» AIM OF THE TASK
Please write out all of the records below exactly as they appear.

(Interface dataset entries)
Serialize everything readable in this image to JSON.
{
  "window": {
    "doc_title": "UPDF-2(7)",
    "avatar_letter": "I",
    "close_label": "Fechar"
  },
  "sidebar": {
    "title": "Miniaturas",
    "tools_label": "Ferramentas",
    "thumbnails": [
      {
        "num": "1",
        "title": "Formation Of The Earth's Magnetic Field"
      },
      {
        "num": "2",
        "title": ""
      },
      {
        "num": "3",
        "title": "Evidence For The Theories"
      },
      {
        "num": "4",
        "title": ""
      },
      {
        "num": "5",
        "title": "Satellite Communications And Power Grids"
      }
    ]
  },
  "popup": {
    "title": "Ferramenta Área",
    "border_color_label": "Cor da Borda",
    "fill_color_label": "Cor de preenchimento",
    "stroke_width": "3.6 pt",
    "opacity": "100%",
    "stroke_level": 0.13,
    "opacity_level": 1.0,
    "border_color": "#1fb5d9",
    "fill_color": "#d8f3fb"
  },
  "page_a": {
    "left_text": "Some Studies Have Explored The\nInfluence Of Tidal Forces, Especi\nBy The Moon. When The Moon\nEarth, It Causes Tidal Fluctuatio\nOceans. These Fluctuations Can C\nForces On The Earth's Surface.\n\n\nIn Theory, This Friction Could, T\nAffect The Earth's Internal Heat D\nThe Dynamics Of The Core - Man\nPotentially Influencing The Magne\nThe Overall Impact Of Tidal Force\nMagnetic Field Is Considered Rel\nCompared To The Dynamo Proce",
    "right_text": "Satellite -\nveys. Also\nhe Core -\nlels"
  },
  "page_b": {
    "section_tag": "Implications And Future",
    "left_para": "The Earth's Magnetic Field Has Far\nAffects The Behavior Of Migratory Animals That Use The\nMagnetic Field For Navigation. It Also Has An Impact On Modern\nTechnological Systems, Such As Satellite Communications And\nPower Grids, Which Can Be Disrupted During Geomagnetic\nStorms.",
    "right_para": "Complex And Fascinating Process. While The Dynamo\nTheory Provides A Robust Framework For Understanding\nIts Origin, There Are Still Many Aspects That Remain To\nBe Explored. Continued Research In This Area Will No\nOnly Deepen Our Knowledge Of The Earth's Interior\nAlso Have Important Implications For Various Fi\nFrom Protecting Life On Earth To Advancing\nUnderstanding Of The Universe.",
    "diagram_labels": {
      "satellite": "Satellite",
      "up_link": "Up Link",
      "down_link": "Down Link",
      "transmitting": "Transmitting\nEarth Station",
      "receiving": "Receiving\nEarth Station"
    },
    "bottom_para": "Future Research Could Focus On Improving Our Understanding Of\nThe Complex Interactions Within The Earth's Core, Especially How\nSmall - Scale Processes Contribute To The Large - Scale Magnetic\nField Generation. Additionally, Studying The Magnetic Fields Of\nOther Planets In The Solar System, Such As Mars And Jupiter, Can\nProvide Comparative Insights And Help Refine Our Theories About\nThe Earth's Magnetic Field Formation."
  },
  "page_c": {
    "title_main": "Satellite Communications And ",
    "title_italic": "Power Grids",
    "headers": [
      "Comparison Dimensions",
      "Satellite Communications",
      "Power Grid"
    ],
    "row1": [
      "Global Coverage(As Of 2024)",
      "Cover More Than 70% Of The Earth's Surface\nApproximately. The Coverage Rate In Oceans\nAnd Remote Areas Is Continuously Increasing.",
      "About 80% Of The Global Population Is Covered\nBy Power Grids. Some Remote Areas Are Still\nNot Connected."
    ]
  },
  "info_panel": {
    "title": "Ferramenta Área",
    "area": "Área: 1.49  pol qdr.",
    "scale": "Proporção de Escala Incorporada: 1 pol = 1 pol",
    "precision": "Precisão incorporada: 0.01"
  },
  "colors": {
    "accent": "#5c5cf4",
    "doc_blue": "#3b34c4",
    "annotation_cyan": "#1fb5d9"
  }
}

» RESULT FOR THIS EXERCISE
Serialize everything readable in this image to JSON.
{
  "window": {
    "doc_title": "UPDF-2(7)",
    "avatar_letter": "I",
    "close_label": "Fechar"
  },
  "sidebar": {
    "title": "Miniaturas",
    "tools_label": "Ferramentas",
    "thumbnails": [
      {
        "num": "1",
        "title": "Formation Of The Earth's Magnetic Field"
      },
      {
        "num": "2",
        "title": ""
      },
      {
        "num": "3",
        "title": "Evidence For The Theories"
      },
      {
        "num": "4",
        "title": ""
      },
      {
        "num": "5",
        "title": "Satellite Communications And Power Grids"
      }
    ]
  },
  "popup": {
    "title": "Ferramenta Área",
    "border_color_label": "Cor da Borda",
    "fill_color_label": "Cor de preenchimento",
    "stroke_width": "3.6 pt",
    "opacity": "100%",
    "stroke_level": 0.13,
    "opacity_level": 1.0,
    "border_color": "#1fb5d9",
    "fill_color": "#d8f3fb"
  },
  "page_a": {
    "left_text": "Some Studies Have Explored The\nInfluence Of Tidal Forces, Especi\nBy The Moon. When The Moon\nEarth, It Causes Tidal Fluctuatio\nOceans. These Fluctuations Can C\nForces On The Earth's Surface.\n\n\nIn Theory, This Friction Could, T\nAffect The Earth's Internal Heat D\nThe Dynamics Of The Core - Man\nPotentially Influencing The Magne\nThe Overall Impact Of Tidal Force\nMagnetic Field Is Considered Rel\nCompared To The Dynamo Proce",
    "right_text": "Satellite -\nveys. Also\nhe Core -\nlels"
  },
  "page_b": {
    "section_tag": "Implications And Future",
    "left_para": "The Earth's Magnetic Field Has Far\nAffects The Behavior Of Migratory Animals That Use The\nMagnetic Field For Navigation. It Also Has An Impact On Modern\nTechnological Systems, Such As Satellite Communications And\nPower Grids, Which Can Be Disrupted During Geomagnetic\nStorms.",
    "right_para": "Complex And Fascinating Process. While The Dynamo\nTheory Provides A Robust Framework For Understanding\nIts Origin, There Are Still Many Aspects That Remain To\nBe Explored. Continued Research In This Area Will No\nOnly Deepen Our Knowledge Of The Earth's Interior\nAlso Have Important Implications For Various Fi\nFrom Protecting Life On Earth To Advancing\nUnderstanding Of The Universe.",
    "diagram_labels": {
      "satellite": "Satellite",
      "up_link": "Up Link",
      "down_link": "Down Link",
      "transmitting": "Transmitting\nEarth Station",
      "receiving": "Receiving\nEarth Station"
    },
    "bottom_para": "Future Research Could Focus On Improving Our Understanding Of\nThe Complex Interactions Within The Earth's Core, Especially How\nSmall - Scale Processes Contribute To The Large - Scale Magnetic\nField Generation. Additionally, Studying The Magnetic Fields Of\nOther Planets In The Solar System, Such As Mars And Jupiter, Can\nProvide Comparative Insights And Help Refine Our Theories About\nThe Earth's Magnetic Field Formation."
  },
  "page_c": {
    "title_main": "Satellite Communications And ",
    "title_italic": "Power Grids",
    "headers": [
      "Comparison Dimensions",
      "Satellite Communications",
      "Power Grid"
    ],
    "row1": [
      "Global Coverage(As Of 2024)",
      "Cover More Than 70% Of The Earth's Surface\nApproximately. The Coverage Rate In Oceans\nAnd Remote Areas Is Continuously Increasing.",
      "About 80% Of The Global Population Is Covered\nBy Power Grids. Some Remote Areas Are Still\nNot Connected."
    ]
  },
  "info_panel": {
    "title": "Ferramenta Área",
    "area": "Área: 1.49  pol qdr.",
    "scale": "Proporção de Escala Incorporada: 1 pol = 1 pol",
    "precision": "Precisão incorporada: 0.01"
  },
  "colors": {
    "accent": "#5c5cf4",
    "doc_blue": "#3b34c4",
    "annotation_cyan": "#1fb5d9"
  }
}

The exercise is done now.